“I love my job. It’s such a privilege and an honour to be involved with patients and their families during what is often one of the most vulnerable and uncertain times of their lives.”  

Deborah Dobson is a Urology Cancer Clinical Nurse Specialist (CNS). She started working on the Urology ward at Blackburn Royal Infirmary in 1994 and has worked as a CNS at ELHT since 2007. Deborah works within a team of five CNSs, supporting patients who experience urological cancers.

The role and the work that myself and the team undertake can be rewarding. Despite the distress and sometimes sadness involved in elements of our work, there is job satisfaction. As a team, we endeavour to make a difference to patients and their families. It’s heartwarming to receive positive feedback from them, a real boost to team moral and motivation.

Deborah DobsonMy role is very varied. Every day is different because every patient I meet is different. We are always learning something new, it’s fair to say every day is a school day!

Our CNS team supports urologist and oncologist clinics. These clinics are very varied – at one end of the spectrum involving ‘breaking bad news’, to the opposite end of the spectrum delivering good news and positive outcomes following treatment. Our team aims to assess patient’s need, priorities, concerns and offer advice and support.

Our team undertake a number of nurse-led clinics, something we are very proud of. The prostate biopsy results clinic introduces patients and their families to a CNS from the time of diagnosis. Our nurse led prostate cancer follow-up clinic ‘re-introduces’ patients to the CNS, following treatment, hopefully contributing to improved continuity along the patient pathway. Our nurse led, bladder cancer treatment clinic also provides the opportunity for regular patient assessment and support.

Thanks to continued developments in diagnostics and treatments, I now see more patients living well with and beyond cancer. It’s inspirational to see patients coming back for check- ups, often years after diagnosis and treatment of cancer.

Rising to the challenge of delivering ongoing, long-term surveillance for increasing numbers of patients, ELHT Urology are embracing the introduction of Personalised Risk stratified follow-up for prostate cancer patients – a way to reduce the need for hospital visits by a more remote, personalised method of follow-up. Currently in its infancy, the vision of this follow-up model aims to include an electronic patient portal, increasing patient access and involvement.

75 years of the NHS needs to be celebrated. The NHS has been a constant in my life both personally and professionally. An amazing organisation, long may it continue."

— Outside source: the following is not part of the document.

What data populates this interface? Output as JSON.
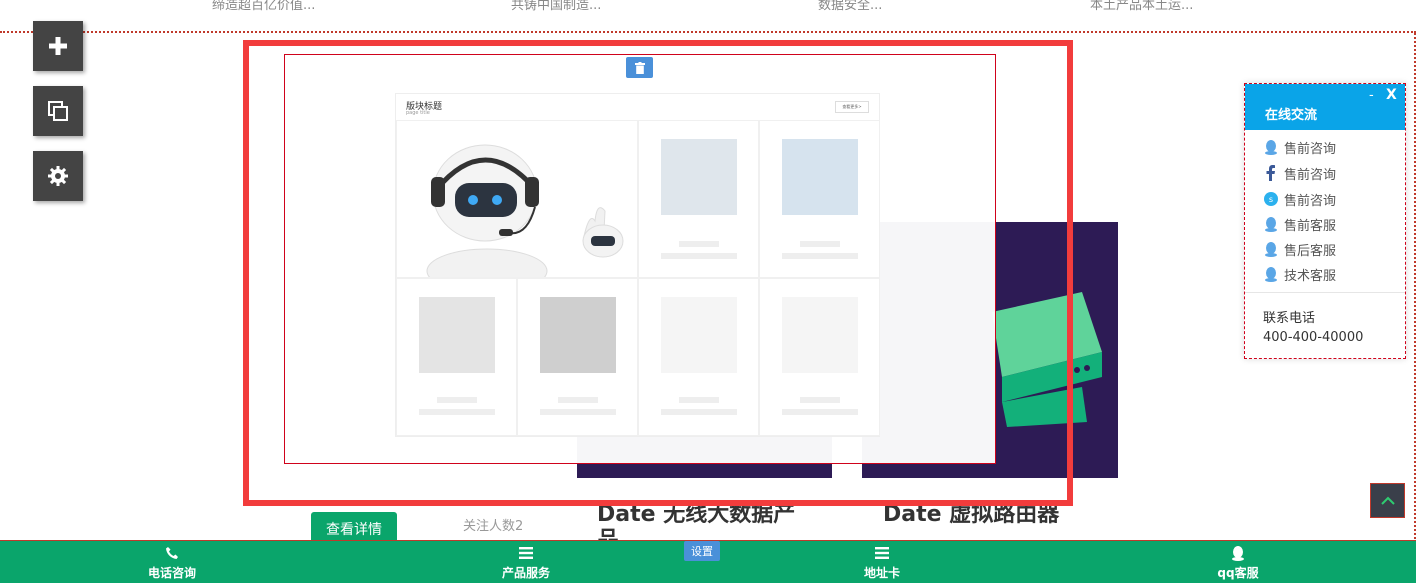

If you are worried about any symptoms you think could be cancer, speak to a GP urgently. More useful information can be found at www.macmillan.org.uk